The International Advertising Association, and advertising and digital marketing company FCB India organised an event in Mumbai, where Terry Peigh, Managing Director of FCB India’s parent company Interpublic Group spoke about the incredible changes that have taken place in the industry today. So much so, that most advertisers will have to re-work their strategies.
Peigh talked about how often, consumers wanted to know everything about the brands they were buying: From how a product is manufactured and other crucial aspects of its journey to a consumer. This Peigh believes heralds the new age. Increased transparency and the willingness of manufactures to be more open about who they are.
“It’s more expensive to keep a secret today. It’s the age of Wikileaks. Word usually gets out (about a brand). People tend to trust the reviews of products of total strangers online,” Peigh said. He also spoke about there being a drop in how much people trust the press and an increase in their faith in people and their opinions.
People’s trust in social media was also decreasing, except in China — which has an authoritarian government and where locally developed social media like Weibo and Wechat is what people rely heavily on to stay in touch with each other.
Peigh also spoke about how companies have made their own employees ‘influencers’, for example, American all-purpose departmental store Macy’s, so that customers can feel convinced about their products and their quality.
In saying so, he also spoke about building trust in one’s product, without that, companies had a smaller shot at making it in a world where social media has taken over and where different brands pull consumers in different directions every day. Indeed, consumers today expect more from the brands they buy.
The word Peigh stressed on was ‘more’. He spoke about how today is the age of ‘more’. Where a consumer’s appetite for ‘more’ was what defined him or her.
“Everyone owns the brand,” emphasised Peigh, talking about how people had become more identified with and more invested into the brands they purchased. If the corporate world did not own up to this reality, it would be to their detriment.
In saying so the advertising guru added that it was the age of truth — truth about your strengths, limitations, features and attributes as a company. “Brand management” in effect needed to change, such that their advertisers recognise that to fool consumers or “steal from consumers” would only yield short term gains, Peigh opined.
For advertising professionals, Peigh’s talk was an eye-opener. When Peigh asked how many of them invested in measuring how much people trust their products, only two hands went up.
Peigh said this was disappointing given the crucial importance of faith and the ability to trust a brand that weighs in on a buyer’s purchasing decisions.
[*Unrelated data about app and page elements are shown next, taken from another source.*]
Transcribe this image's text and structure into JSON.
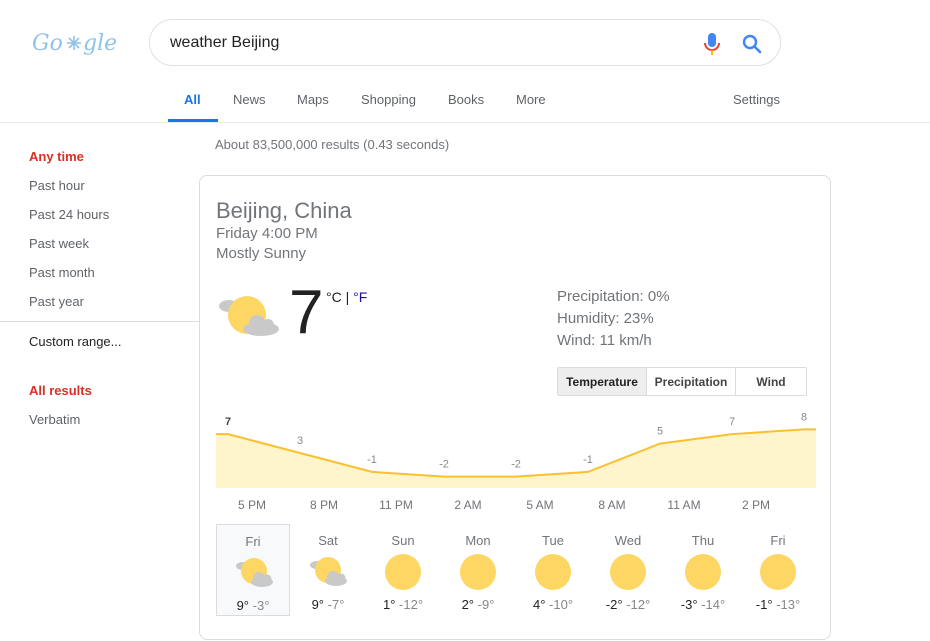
{
  "logo_text": "Google",
  "search": {
    "query": "weather Beijing"
  },
  "tabs": [
    "All",
    "News",
    "Maps",
    "Shopping",
    "Books",
    "More"
  ],
  "settings_label": "Settings",
  "sidebar": {
    "any_time": "Any time",
    "time_options": [
      "Past hour",
      "Past 24 hours",
      "Past week",
      "Past month",
      "Past year"
    ],
    "custom_range": "Custom range...",
    "all_results": "All results",
    "verbatim": "Verbatim"
  },
  "result_stats": "About 83,500,000 results (0.43 seconds)",
  "weather": {
    "location": "Beijing, China",
    "datetime": "Friday 4:00 PM",
    "condition": "Mostly Sunny",
    "temperature": "7",
    "unit_celsius": "°C",
    "unit_sep": " | ",
    "unit_fahrenheit": "°F",
    "precipitation": "Precipitation: 0%",
    "humidity": "Humidity: 23%",
    "wind": "Wind: 11 km/h",
    "segments": [
      "Temperature",
      "Precipitation",
      "Wind"
    ],
    "active_segment": 0,
    "icon": "partly-sunny-icon",
    "colors": {
      "line": "#fbc02d",
      "fill": "#fef5cc",
      "sun": "#fdd663",
      "cloud": "#c9c9c9"
    }
  },
  "chart_data": {
    "type": "area",
    "x": [
      "5 PM",
      "8 PM",
      "11 PM",
      "2 AM",
      "5 AM",
      "8 AM",
      "11 AM",
      "2 PM"
    ],
    "series": [
      {
        "values": [
          7,
          3,
          -1,
          -2,
          -2,
          -1,
          5,
          7,
          8
        ],
        "point_labels": [
          "7",
          "3",
          "-1",
          "-2",
          "-2",
          "-1",
          "5",
          "7",
          "8"
        ]
      }
    ],
    "ylim": [
      -4,
      10
    ],
    "grid": false
  },
  "forecast": [
    {
      "day": "Fri",
      "hi": "9°",
      "lo": "-3°",
      "icon": "partly-sunny-icon",
      "selected": true
    },
    {
      "day": "Sat",
      "hi": "9°",
      "lo": "-7°",
      "icon": "partly-sunny-icon",
      "selected": false
    },
    {
      "day": "Sun",
      "hi": "1°",
      "lo": "-12°",
      "icon": "sun-icon",
      "selected": false
    },
    {
      "day": "Mon",
      "hi": "2°",
      "lo": "-9°",
      "icon": "sun-icon",
      "selected": false
    },
    {
      "day": "Tue",
      "hi": "4°",
      "lo": "-10°",
      "icon": "sun-icon",
      "selected": false
    },
    {
      "day": "Wed",
      "hi": "-2°",
      "lo": "-12°",
      "icon": "sun-icon",
      "selected": false
    },
    {
      "day": "Thu",
      "hi": "-3°",
      "lo": "-14°",
      "icon": "sun-icon",
      "selected": false
    },
    {
      "day": "Fri",
      "hi": "-1°",
      "lo": "-13°",
      "icon": "sun-icon",
      "selected": false
    }
  ]
}
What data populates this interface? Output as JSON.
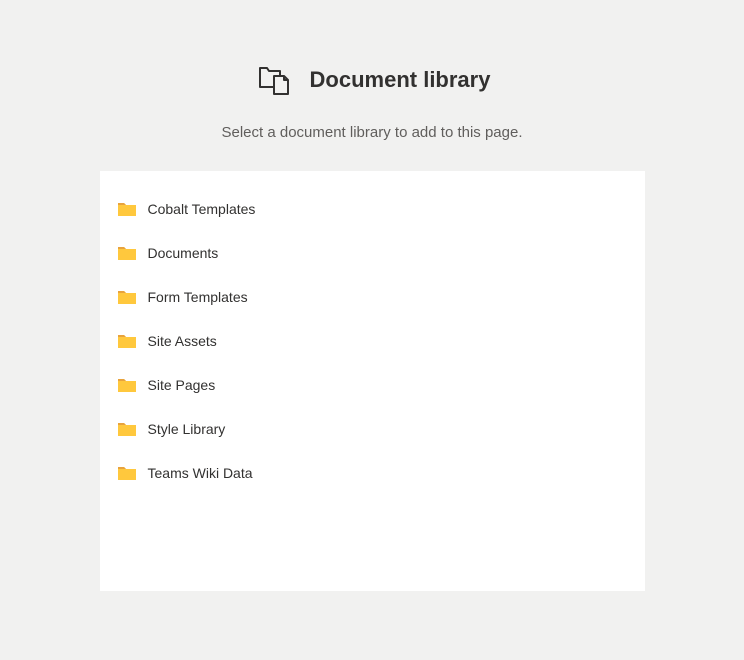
{
  "header": {
    "title": "Document library",
    "subtitle": "Select a document library to add to this page."
  },
  "libraries": [
    {
      "name": "Cobalt Templates"
    },
    {
      "name": "Documents"
    },
    {
      "name": "Form Templates"
    },
    {
      "name": "Site Assets"
    },
    {
      "name": "Site Pages"
    },
    {
      "name": "Style Library"
    },
    {
      "name": "Teams Wiki Data"
    }
  ]
}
The advertising raconteur then mentioned engagement. Engagement, he said, was what was driving brands ahead. In contradiction with the emphasis on “more”, Peigh also elaborated that the more brands “jettison” information, the more they miss out on creating chances for engagement with their astonishing products.
“One must leverage consumers who want to be engaged,” said Peigh, hence underscoring the line between too much information and too little. Information must not seem a burden, baggage or look like it is “extra”, as the popular social media term purports.
Self-esteem was thought to be the main reason why shoppers seek more information so that they can flaunt their knowledge among people they know. A study conducted showed that 60% of India’s internet users talk about the brands they don with family and friends.
Having the know-how about merchandises helps people secure social currency, much to the awe and deference of other people. Hence brands need to carve out those channels and get clientele to become “super engaged”.
The more they talked about your brand, the more they posted about it, the more involved they were in “live experiences” created by a label for them, the more savvy the brand seemed.
“What’s most important to today’s purchase decision is what consumers say to each other about your brand. The focus, increasingly, has to be on engaging with prospects and enabling them to speak favourably about your brand. Yet, most brands fail to reward consumers who get involved online with them,” he concluded.